outside of their small town as possible. Expanding the student’s global community is an important part of our current culture with the workforce changing from local to international before our eyes. I cringe when I hear some of my students talk about traveling to the bordering state as if it was the experience of a lifetime. In the rural town I teach in, students often don’t have the means to take family trips far off places. They are lucky if they make the 2.5 hour drive to New York City once, in their high school career. While I can’t fund raise enough to allow each family in my school the opportunity to travel, I can do my best to expose the students to foreign culture and give them a taste of what life is like in other parts of the world. The project is simple. So many of us already do 2 point perspective projects. This one encourages the students to learn about a different place and the culture they would experience there, and apply this knowledge to create a restaurant design.
This is one of those projects that really incorporates a lot of design thinking. Students have to learn about the country, decide where their restaurant will be located and make a lot of key decisions from there. Many of the students struggle initially with the idea that a 5 star restaurant might not be the best choice for a developing country.
Project Essential Questions
How can we get students excited about the culture that exists in other parts of the world?
How can educators connect drawing with key math vocabulary words?
Students will know and be able to. . .
• Understand math concepts and vocabulary associated with perspective drawing.
• Interesting facts about a country that they knew little about prior to the assignment.
• Conceptualize facts about a country in order to design a restaurant inspired by the country of study.
• Practice shading techniques using a light source and cross-hatching.

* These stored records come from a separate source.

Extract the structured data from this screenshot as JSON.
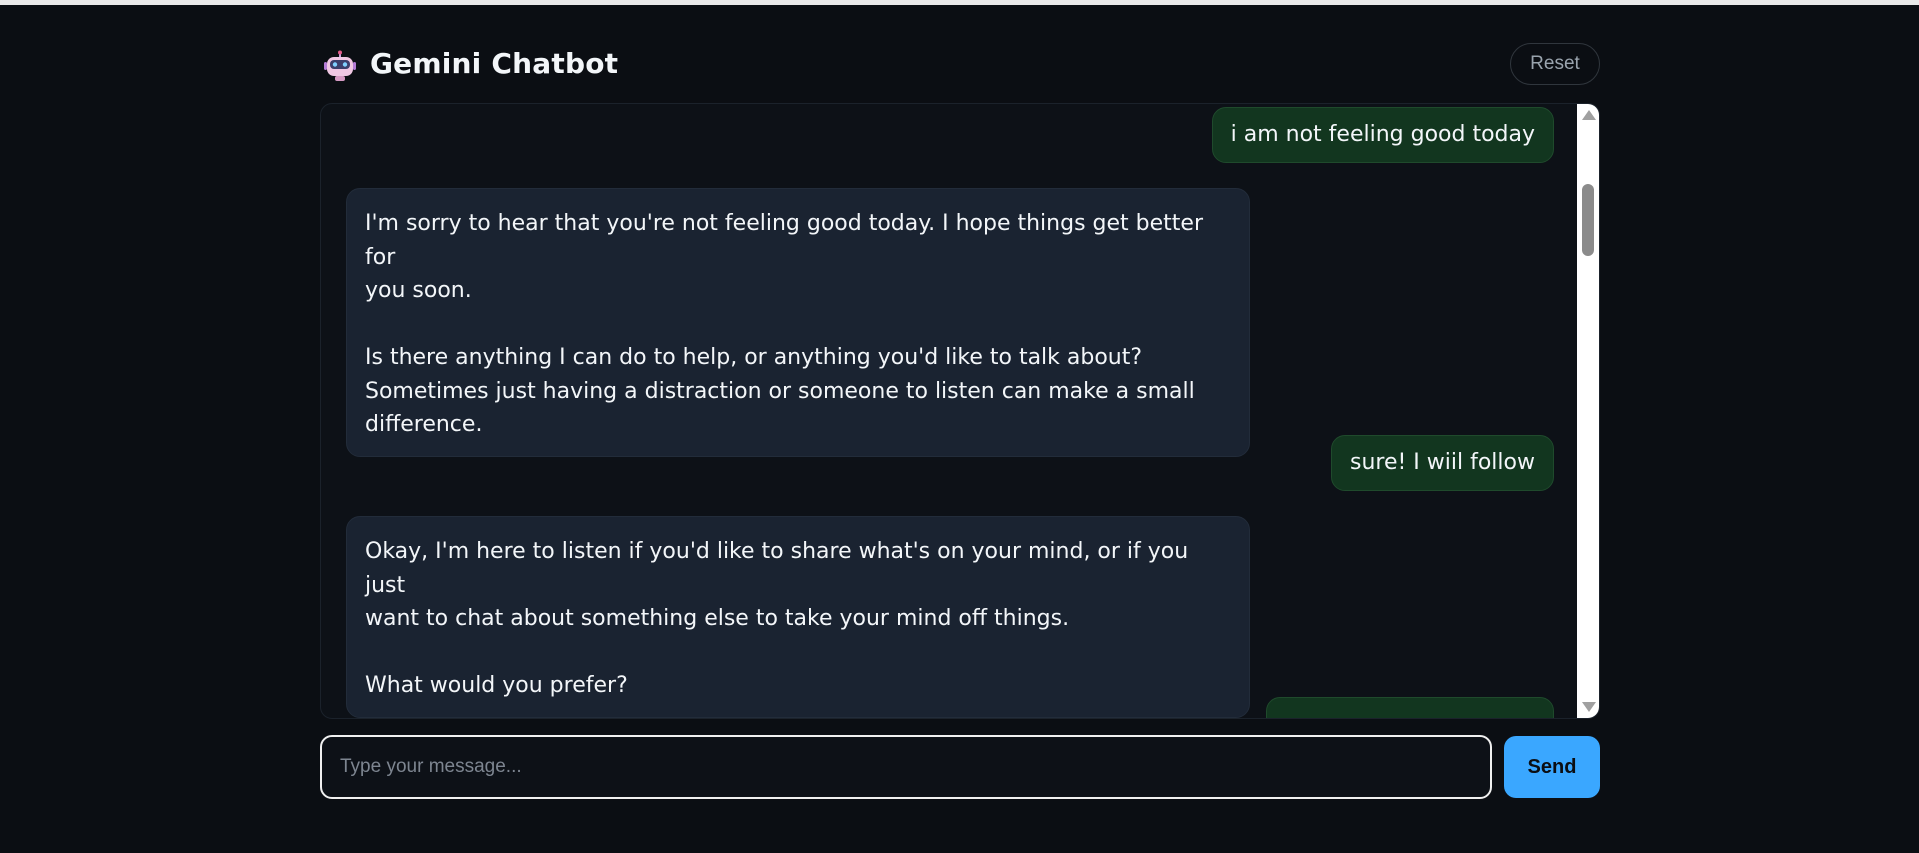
{
  "app": {
    "title": "Gemini Chatbot",
    "logo_icon": "robot-icon"
  },
  "header": {
    "reset_label": "Reset"
  },
  "messages": [
    {
      "role": "user",
      "text": "i am not feeling good today"
    },
    {
      "role": "bot",
      "text": "I'm sorry to hear that you're not feeling good today. I hope things get better for\nyou soon.\n\nIs there anything I can do to help, or anything you'd like to talk about?\nSometimes just having a distraction or someone to listen can make a small\ndifference."
    },
    {
      "role": "user",
      "text": "sure! I wiil follow"
    },
    {
      "role": "bot",
      "text": "Okay, I'm here to listen if you'd like to share what's on your mind, or if you just\nwant to chat about something else to take your mind off things.\n\nWhat would you prefer?"
    },
    {
      "role": "user",
      "text": ""
    }
  ],
  "composer": {
    "placeholder": "Type your message...",
    "value": "",
    "send_label": "Send"
  },
  "colors": {
    "background": "#0b0e13",
    "user_bubble": "#12361f",
    "bot_bubble": "#1a2331",
    "send_button": "#3aa7ff"
  }
}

• Be exposed to the basics of landscape architecture.
• Study the architect Frank Gehry and discuss his work.
Here's the lesson: